··· RECORDED INFORMATION ···

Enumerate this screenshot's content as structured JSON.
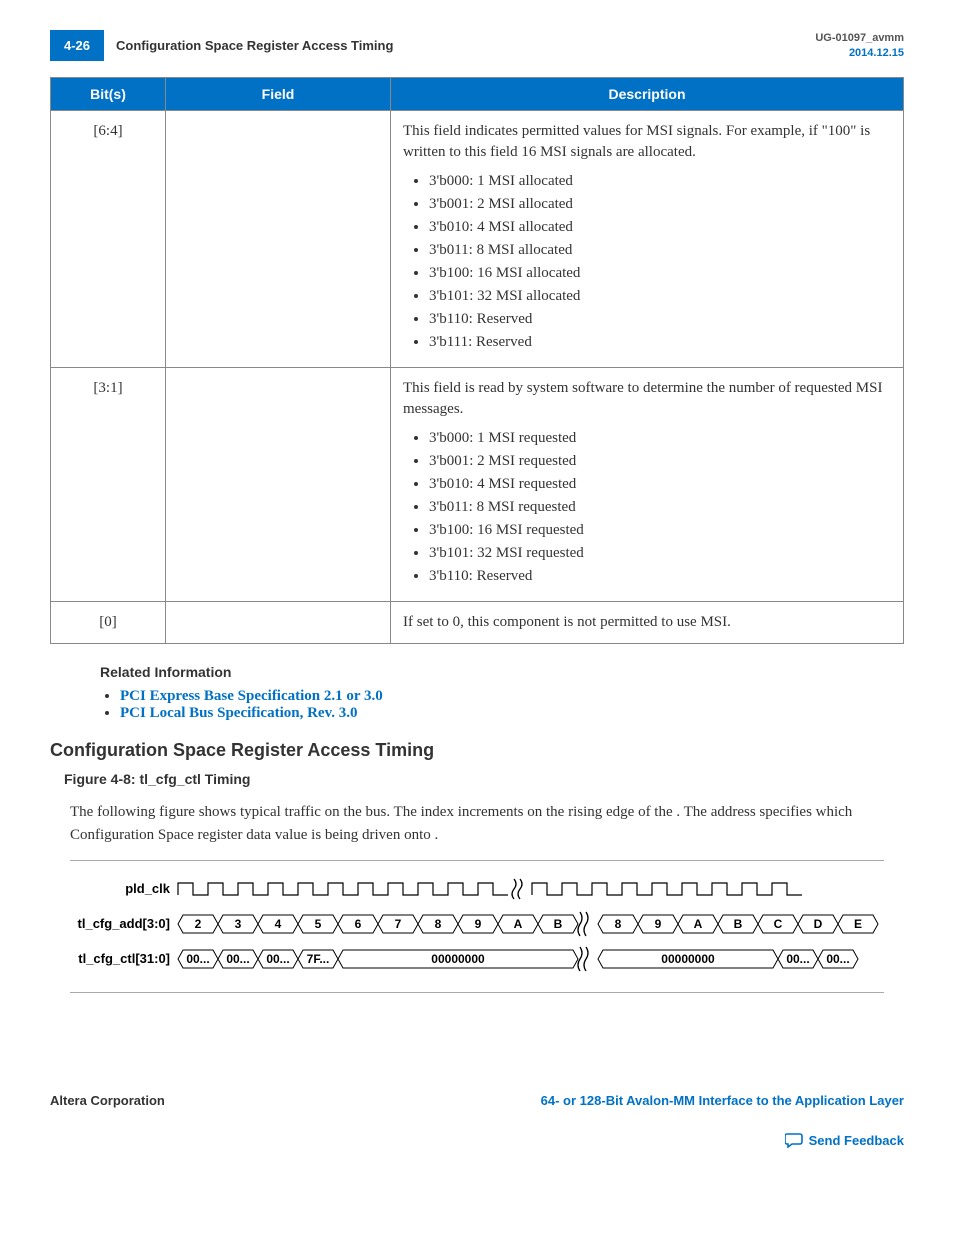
{
  "header": {
    "page_number": "4-26",
    "title": "Configuration Space Register Access Timing",
    "doc_id": "UG-01097_avmm",
    "date": "2014.12.15"
  },
  "table": {
    "columns": [
      "Bit(s)",
      "Field",
      "Description"
    ],
    "rows": [
      {
        "bits": "[6:4]",
        "field": "",
        "desc_intro": "This field indicates permitted values for MSI signals. For example, if \"100\" is written to this field 16 MSI signals are allocated.",
        "items": [
          "3'b000: 1 MSI allocated",
          "3'b001: 2 MSI allocated",
          "3'b010: 4 MSI allocated",
          "3'b011: 8 MSI allocated",
          "3'b100: 16 MSI allocated",
          "3'b101: 32 MSI allocated",
          "3'b110: Reserved",
          "3'b111: Reserved"
        ]
      },
      {
        "bits": "[3:1]",
        "field": "",
        "desc_intro": "This field is read by system software to determine the number of requested MSI messages.",
        "items": [
          "3'b000: 1 MSI requested",
          "3'b001: 2 MSI requested",
          "3'b010: 4 MSI requested",
          "3'b011: 8 MSI requested",
          "3'b100: 16 MSI requested",
          "3'b101: 32 MSI requested",
          "3'b110: Reserved"
        ]
      },
      {
        "bits": "[0]",
        "field": "",
        "desc_intro": "If set to 0, this component is not permitted to use MSI.",
        "items": []
      }
    ]
  },
  "related": {
    "heading": "Related Information",
    "links": [
      "PCI Express Base Specification 2.1 or 3.0",
      "PCI Local Bus Specification, Rev. 3.0"
    ]
  },
  "section": {
    "heading": "Configuration Space Register Access Timing",
    "figure_caption": "Figure 4-8: tl_cfg_ctl Timing",
    "figure_desc_1": "The following figure shows typical traffic on the ",
    "figure_desc_2": " bus. The ",
    "figure_desc_3": " index increments on the rising edge of the ",
    "figure_desc_4": ". The address specifies which Configuration Space register data value is being driven onto ",
    "figure_desc_5": "."
  },
  "timing": {
    "signals": [
      "pld_clk",
      "tl_cfg_add[3:0]",
      "tl_cfg_ctl[31:0]"
    ],
    "add_values": [
      "2",
      "3",
      "4",
      "5",
      "6",
      "7",
      "8",
      "9",
      "A",
      "B",
      "8",
      "9",
      "A",
      "B",
      "C",
      "D",
      "E"
    ],
    "ctl_values": [
      "00...",
      "00...",
      "00...",
      "7F...",
      "00000000",
      "00000000",
      "00...",
      "00..."
    ]
  },
  "footer": {
    "left": "Altera Corporation",
    "right": "64- or 128-Bit Avalon-MM Interface to the Application Layer",
    "feedback": "Send Feedback"
  }
}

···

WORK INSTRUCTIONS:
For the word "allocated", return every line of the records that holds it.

ANSWER TO THIS PROBLEM:
        "desc_intro": "This field indicates permitted values for MSI signals. For example, if \"100\" is written to this field 16 MSI signals are allocated.",
          "3'b000: 1 MSI allocated",
          "3'b001: 2 MSI allocated",
          "3'b010: 4 MSI allocated",
          "3'b011: 8 MSI allocated",
          "3'b100: 16 MSI allocated",
          "3'b101: 32 MSI allocated",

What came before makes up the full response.